## Work instructions
Return the entries below word for word; no images should appear in the copy.
════════
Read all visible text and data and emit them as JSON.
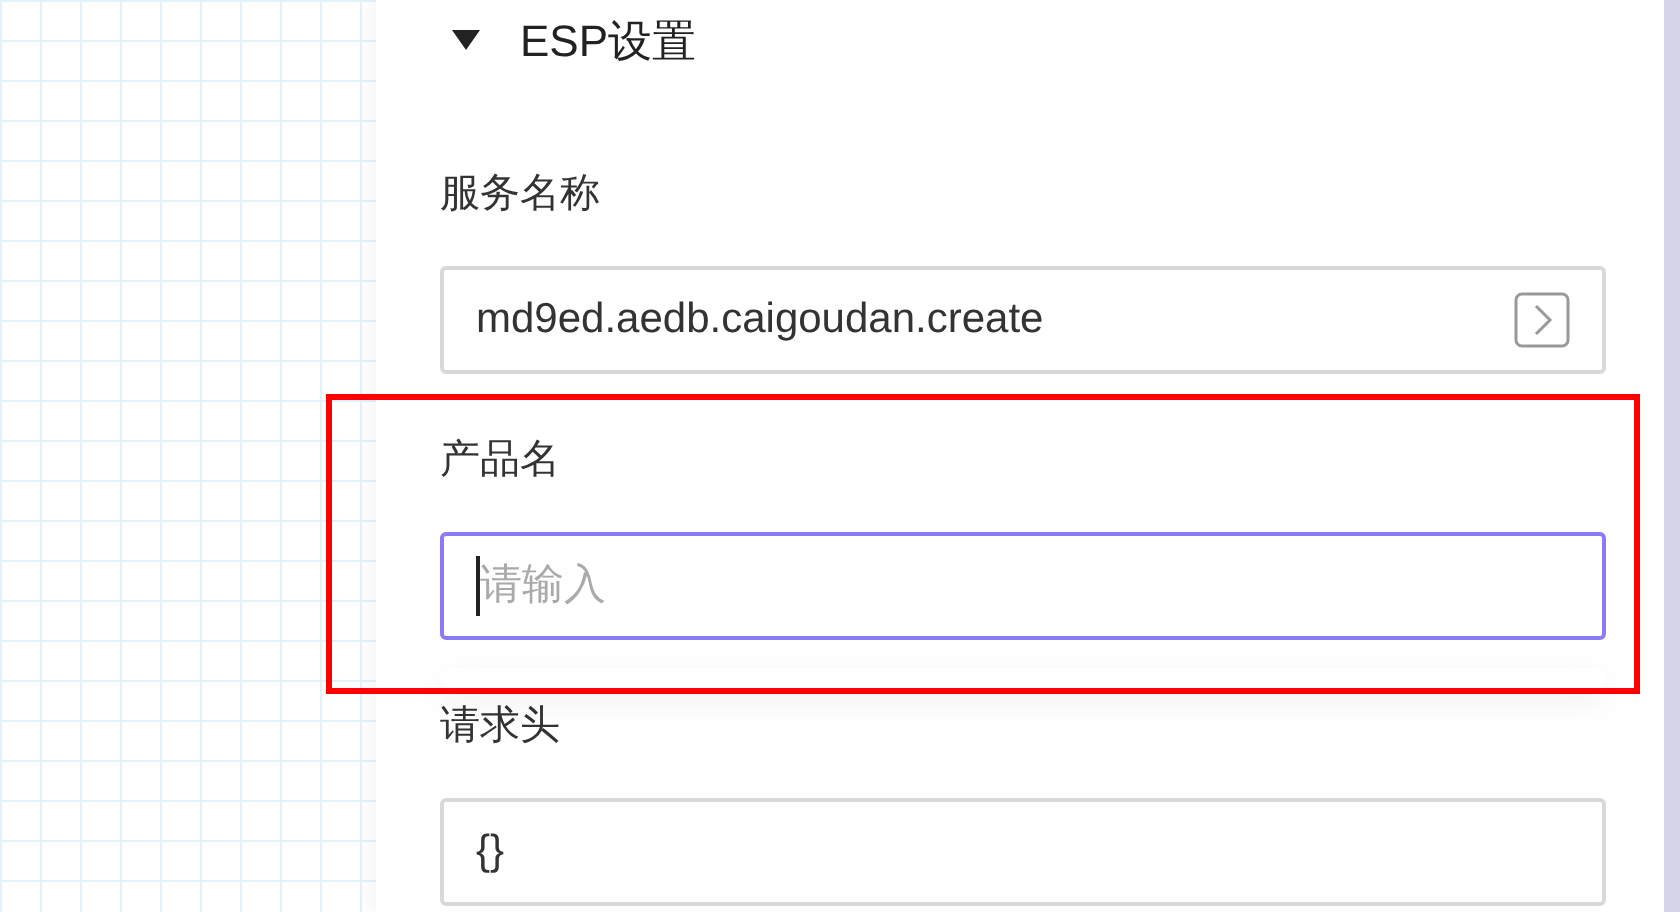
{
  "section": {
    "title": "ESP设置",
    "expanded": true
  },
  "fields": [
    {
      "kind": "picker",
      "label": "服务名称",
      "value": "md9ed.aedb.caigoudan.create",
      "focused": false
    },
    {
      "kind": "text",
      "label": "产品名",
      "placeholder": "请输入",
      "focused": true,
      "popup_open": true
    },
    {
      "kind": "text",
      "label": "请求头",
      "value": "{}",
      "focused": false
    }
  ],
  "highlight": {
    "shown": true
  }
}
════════
## Finished task
Read all visible text and data and emit them as JSON.
{
  "section": {
    "title": "ESP设置",
    "expanded": true
  },
  "fields": [
    {
      "kind": "picker",
      "label": "服务名称",
      "value": "md9ed.aedb.caigoudan.create",
      "focused": false
    },
    {
      "kind": "text",
      "label": "产品名",
      "placeholder": "请输入",
      "focused": true,
      "popup_open": true
    },
    {
      "kind": "text",
      "label": "请求头",
      "value": "{}",
      "focused": false
    }
  ],
  "highlight": {
    "shown": true
  }
}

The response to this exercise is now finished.